It can be hard to distinguish between different personas, for example, the Go-Getter and the Climber can both seem strongly motivated by change. The difference is that the Go-Getter wants change to improve the business and the Climber is focused on change which makes them look good. You need to dig into their motivations; ask questions such as:
“Why is this change important to your business?”
“How will this change affect you personally?”
“How did you hear about us?”
Whereas the Go-Getter is more likely to respond with very specific answers – they have really read through the solution, whereas a Climber looking for kudos is less likely to have done the research – this isn’t true in all cases and conclusions are never crystal clear. The point is, if you ask questions you will pick up snippets that will help form a picture.
Use LinkedIn and Trade Press
LinkedIn profiles and other trade press give a good insight into who the most powerful people in an organisation are. Look for well curated LinkedIn profiles with detailed lists of accomplishments and references – of course, these can be window dressed but it’s hard to make up great results and an endorsement from a big hitter. In trade press look for people who appear regularly and are asked to comment on industry news.
Understand the Decision-Making Process
Having defined the key stakeholders in the buying process, you need to map out the decision-making process of your target business. This obviously depends on what you’re selling; let’s look at some broad categories and how strategies change for each one.
For these four broad buckets there will be different decision-making processes. For offerings that are of high strategic importance and high spend there are likely to be more stakeholders and the buying process will be more involved. So for your product you should define the following details and make sure your strategy is appropriate.
1. Level of Strategic Importance
2. Level of Spend
3. Number of Stakeholders
4. Type of Stakeholders
5. The Most Important Factors Considered in the Purchase
Reaching Out to Decision-Makers
So we’ve identified the decision-makers and thought about the possible decision-making process – that’s great, but now the really hard grinding work begins. We need to get the value proposition across to the right person.
Before we look at how to find decision-makers, let’s quickly look at how buying processes are evolving. There is a good article in the Harvard Business Review (HBR) that looks at how ‘digital natives’ are changing the buying process.

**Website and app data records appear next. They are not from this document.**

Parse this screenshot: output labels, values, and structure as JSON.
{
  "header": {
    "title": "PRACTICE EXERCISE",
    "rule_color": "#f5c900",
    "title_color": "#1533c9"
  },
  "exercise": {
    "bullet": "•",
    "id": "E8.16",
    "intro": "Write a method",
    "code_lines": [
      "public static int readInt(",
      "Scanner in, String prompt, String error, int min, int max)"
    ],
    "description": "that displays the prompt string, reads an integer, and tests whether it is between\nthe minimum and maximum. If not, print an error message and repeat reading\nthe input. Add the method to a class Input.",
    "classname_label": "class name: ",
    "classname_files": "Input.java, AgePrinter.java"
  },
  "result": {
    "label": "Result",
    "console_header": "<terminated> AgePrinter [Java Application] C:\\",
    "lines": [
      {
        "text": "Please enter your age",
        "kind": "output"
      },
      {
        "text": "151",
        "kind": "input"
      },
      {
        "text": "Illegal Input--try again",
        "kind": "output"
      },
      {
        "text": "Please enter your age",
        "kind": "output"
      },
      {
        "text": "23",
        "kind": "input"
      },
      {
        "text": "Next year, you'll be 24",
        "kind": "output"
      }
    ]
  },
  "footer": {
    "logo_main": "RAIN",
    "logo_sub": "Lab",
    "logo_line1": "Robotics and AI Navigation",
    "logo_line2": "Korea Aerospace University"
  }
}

It cites some research by Merit that says 73% of 20 to 35-year-olds are involved in a buying decision and 33% are the sole decision-makers. A Google survey says that 70% of buying decisions start with a generic search long before companies are engaged.
HBR use these examples to suggest that decision-makers have often formed an opinion of a company through their online presence. Salespeople need to be aware that buyers are unlikely to be coming to them with no information, so they need to be prepared to deal with more informed decision-makers.
The right data is crucial – you need to be reaching out to the right decision-makers. Once you have a profile then the research can begin; there are a number of good tactics to unearth the right people.
1. Call the Company
3. A B2B Business Intelligence Database like Red Flag Alert
4. Business Websites
There are a few tools to expedite this process. Using a virtual assistant from Upwork to scour LinkedIn or websites to collect contact names is a huge time saver.
Using a tool like ContactOut, RocketReach or Hunter is a great way to get viable email addresses to reach out to people. Beware of GDPR here and make sure you’re comfortable that your approaches are compliant.
The Next Step
A successful approach will boil down to targeting the right people and the research tells us:
- Your publicly available content matters – make it good and ensure it aligns with your sales messaging in meetings.
- Target people that have influence and can block your sale.
- Outsource the development of target lists.
- Map the decision-making process typical of your industry.
Our business intelligence database has detailed information on 20 million key decision-makers. To understand how this can transform your B2B sales operation, get in touch with Richard West for a free consultation: email@example.com and 0344 412 6699.